Re: Are Dynamic Languages Going to Replace Static Languages?
Posted: Jan 18, 2008 5:47 AM
Even with perfect TDD, static typing is still very important for two reasons:
1) Library development (and usage)
If you own your entire application from the command-line arguments to the
final output, then TDD gives you all of the protection that you need.
However, if you are only developing a class library with a very large
interface for clients to use, then static typing is needed since users will
not properly TDD their code. In my experience, while novice programming hate
dealing with compile errors, they hate opening a debugger even more and it is
very hard to produce good runtime error messages. Therefore, compile-time
errors are still to be preferred to runtime errors.
In my opinion, despite what everyone says about C++, the major motivation for
strong motivation for static typing is high performance, not safety. The fact
that C++ has raw pointers tells you that raw C++ is not all that concerned
As for TDD, it can be very hard to write isolated tests for some types of
code. For example, if you are using Python to write scripts to direct the
build process for an expensive build, it is very hard to make a small fast
test that will run quickly. Instead, I will run a incremental rebuild that
takes 10 minutes and then the Python script crashes because I misspelled the
name of a single variable very late in the process. If this had been Java
code, I would have found this out in 5 seconds.

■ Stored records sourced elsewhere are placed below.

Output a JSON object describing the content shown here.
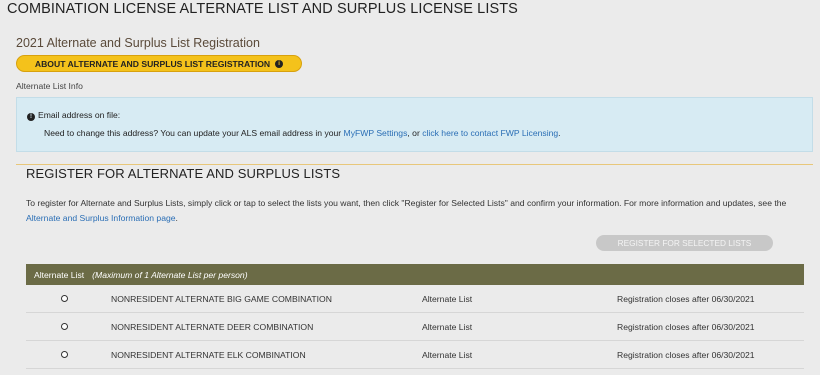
{
  "page_title": "COMBINATION LICENSE ALTERNATE LIST AND SURPLUS LICENSE LISTS",
  "subtitle": "2021 Alternate and Surplus List Registration",
  "about_button": "ABOUT ALTERNATE AND SURPLUS LIST REGISTRATION",
  "alternate_list_info_label": "Alternate List Info",
  "info_box": {
    "email_label": "Email address on file:",
    "change_text_pre": "Need to change this address? You can update your ALS email address in your ",
    "myfwp_link": "MyFWP Settings",
    "change_text_mid": ", or ",
    "contact_link": "click here to contact FWP Licensing",
    "change_text_post": "."
  },
  "section_title": "REGISTER FOR ALTERNATE AND SURPLUS LISTS",
  "description": {
    "text_pre": "To register for Alternate and Surplus Lists, simply click or tap to select the lists you want, then click \"Register for Selected Lists\" and confirm your information. For more information and updates, see the ",
    "link": "Alternate and Surplus Information page",
    "text_post": "."
  },
  "register_button": "REGISTER FOR SELECTED LISTS",
  "table": {
    "header_label": "Alternate List",
    "header_note": "(Maximum of 1 Alternate List per person)",
    "rows": [
      {
        "name": "NONRESIDENT ALTERNATE BIG GAME COMBINATION",
        "type": "Alternate List",
        "closes": "Registration closes after 06/30/2021"
      },
      {
        "name": "NONRESIDENT ALTERNATE DEER COMBINATION",
        "type": "Alternate List",
        "closes": "Registration closes after 06/30/2021"
      },
      {
        "name": "NONRESIDENT ALTERNATE ELK COMBINATION",
        "type": "Alternate List",
        "closes": "Registration closes after 06/30/2021"
      }
    ]
  },
  "colors": {
    "accent_yellow": "#f4c21b",
    "header_olive": "#6b6b46",
    "info_blue": "#d7ebf3",
    "link_blue": "#2a6eb5"
  }
}
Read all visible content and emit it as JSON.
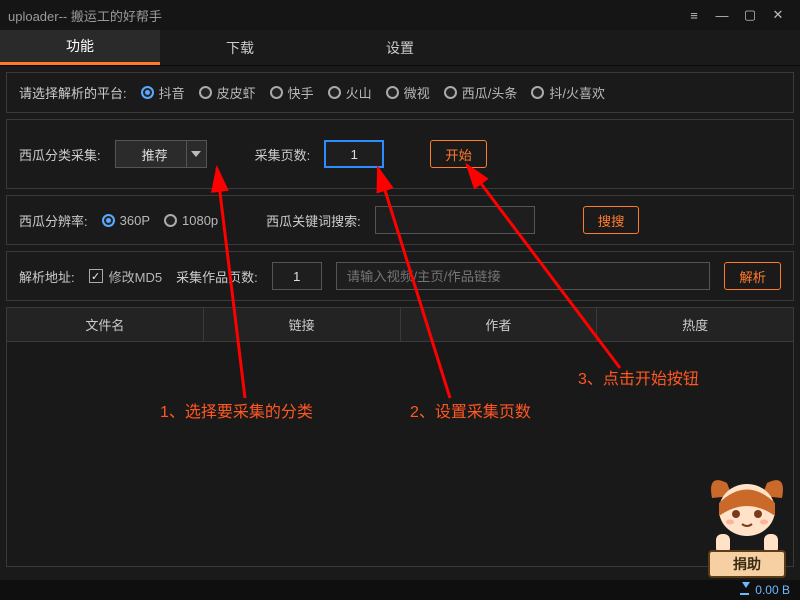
{
  "window": {
    "title": "uploader-- 搬运工的好帮手"
  },
  "tabs": {
    "t0": "功能",
    "t1": "下载",
    "t2": "设置"
  },
  "platform": {
    "label": "请选择解析的平台:",
    "options": {
      "o0": "抖音",
      "o1": "皮皮虾",
      "o2": "快手",
      "o3": "火山",
      "o4": "微视",
      "o5": "西瓜/头条",
      "o6": "抖/火喜欢"
    }
  },
  "collect": {
    "label": "西瓜分类采集:",
    "select_value": "推荐",
    "pages_label": "采集页数:",
    "pages_value": "1",
    "start_btn": "开始"
  },
  "resolution": {
    "label": "西瓜分辨率:",
    "options": {
      "r0": "360P",
      "r1": "1080p"
    },
    "keyword_label": "西瓜关键词搜索:",
    "search_btn": "搜搜"
  },
  "parse": {
    "label": "解析地址:",
    "md5_label": "修改MD5",
    "work_pages_label": "采集作品页数:",
    "work_pages_value": "1",
    "url_placeholder": "请输入视频/主页/作品链接",
    "parse_btn": "解析"
  },
  "table": {
    "headers": {
      "h0": "文件名",
      "h1": "链接",
      "h2": "作者",
      "h3": "热度"
    }
  },
  "annotations": {
    "a1": "1、选择要采集的分类",
    "a2": "2、设置采集页数",
    "a3": "3、点击开始按钮"
  },
  "mascot": {
    "donate": "捐助"
  },
  "status": {
    "speed": "0.00 B"
  }
}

My main reason for using Python for this project is that it is free, it is
available everywhere, it has better text processing and it is better than